The Catacombs of St. Paul, the largest and earliest archaeological evidence of Christianity in Malta. Rabat hosts the well-known Catacombs of St. Paul and St. Agatha. These were utilized in Roman times to lay the dead to rest, as the Romans thought it unhygienic to bury the dead in the city.
The Catacombs were used later on by early Christians, who secretly met and celebrated mass in times were Christians were persecuted. Part of St. Paul's Catacombs that is accessible from the church of St. Paul, is where, according to tradition, St. Paul stayed during his three months stay, when he was shipwrecked on the island in 60 AD. The martyr St Agatha is said to have hidden in these catacombs during the persecution of the Christians by the Roman Emperor Decius in 249 AD.

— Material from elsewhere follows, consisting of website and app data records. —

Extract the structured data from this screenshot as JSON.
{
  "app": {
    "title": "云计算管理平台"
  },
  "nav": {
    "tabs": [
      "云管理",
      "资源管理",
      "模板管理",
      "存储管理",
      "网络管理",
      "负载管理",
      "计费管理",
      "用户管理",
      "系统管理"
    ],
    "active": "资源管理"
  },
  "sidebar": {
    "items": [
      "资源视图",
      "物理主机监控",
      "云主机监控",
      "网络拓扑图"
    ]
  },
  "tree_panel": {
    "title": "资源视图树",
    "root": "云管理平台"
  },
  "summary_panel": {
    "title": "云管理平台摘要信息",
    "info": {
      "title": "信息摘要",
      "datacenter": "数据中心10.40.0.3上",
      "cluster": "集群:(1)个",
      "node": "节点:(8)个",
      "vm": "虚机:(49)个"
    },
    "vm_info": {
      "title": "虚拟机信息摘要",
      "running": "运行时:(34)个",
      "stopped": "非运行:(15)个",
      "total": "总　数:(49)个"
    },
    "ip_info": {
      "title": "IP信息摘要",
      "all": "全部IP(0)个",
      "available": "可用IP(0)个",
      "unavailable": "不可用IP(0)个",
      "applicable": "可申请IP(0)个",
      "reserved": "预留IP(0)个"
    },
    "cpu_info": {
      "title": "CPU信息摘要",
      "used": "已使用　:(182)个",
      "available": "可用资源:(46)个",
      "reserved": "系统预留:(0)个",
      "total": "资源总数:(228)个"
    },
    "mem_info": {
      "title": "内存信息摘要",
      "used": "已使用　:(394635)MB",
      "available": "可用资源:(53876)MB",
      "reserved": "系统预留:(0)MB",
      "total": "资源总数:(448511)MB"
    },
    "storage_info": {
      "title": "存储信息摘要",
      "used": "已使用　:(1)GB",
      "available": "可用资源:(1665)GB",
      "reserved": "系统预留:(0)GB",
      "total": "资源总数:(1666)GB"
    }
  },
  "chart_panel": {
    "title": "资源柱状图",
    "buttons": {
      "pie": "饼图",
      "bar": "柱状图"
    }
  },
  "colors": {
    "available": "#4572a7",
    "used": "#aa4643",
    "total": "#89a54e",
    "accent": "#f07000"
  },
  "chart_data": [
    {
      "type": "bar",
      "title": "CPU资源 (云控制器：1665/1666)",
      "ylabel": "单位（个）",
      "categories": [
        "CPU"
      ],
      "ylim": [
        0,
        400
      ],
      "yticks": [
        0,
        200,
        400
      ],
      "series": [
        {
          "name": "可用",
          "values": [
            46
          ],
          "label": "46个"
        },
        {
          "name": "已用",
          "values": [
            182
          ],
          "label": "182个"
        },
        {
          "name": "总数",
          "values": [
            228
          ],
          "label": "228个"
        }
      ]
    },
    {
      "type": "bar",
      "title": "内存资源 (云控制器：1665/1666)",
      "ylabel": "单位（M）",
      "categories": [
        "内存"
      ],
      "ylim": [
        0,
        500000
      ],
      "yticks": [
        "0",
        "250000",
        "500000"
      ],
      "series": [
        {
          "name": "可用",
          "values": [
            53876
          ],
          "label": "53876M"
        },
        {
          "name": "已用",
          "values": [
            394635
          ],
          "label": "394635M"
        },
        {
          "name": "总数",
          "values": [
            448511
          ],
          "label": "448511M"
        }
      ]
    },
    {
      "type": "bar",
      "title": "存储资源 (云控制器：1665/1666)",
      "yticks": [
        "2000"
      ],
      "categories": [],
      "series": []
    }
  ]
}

The St Paul and St Agatha's Catacombs are especially important for their remarkable medieval frescoes, some dating from the 12th century. A characteristic feature of the catacombs in Malta is the `agape tables' hewn out of the rock. Here, mourners would hold a `wake' - probably a farewell meal - in honour of the deceased.
The St Paul and St Agatha's Catacombs, which belong to the Church, are situated in lovely surroundings, among trees and shrubs. The small museum at the entrance of The St Paul and St Agatha's Catacombs displays a varied and interesting collection ranging from coins to Roman, Etruscan and Egyptian artefacts.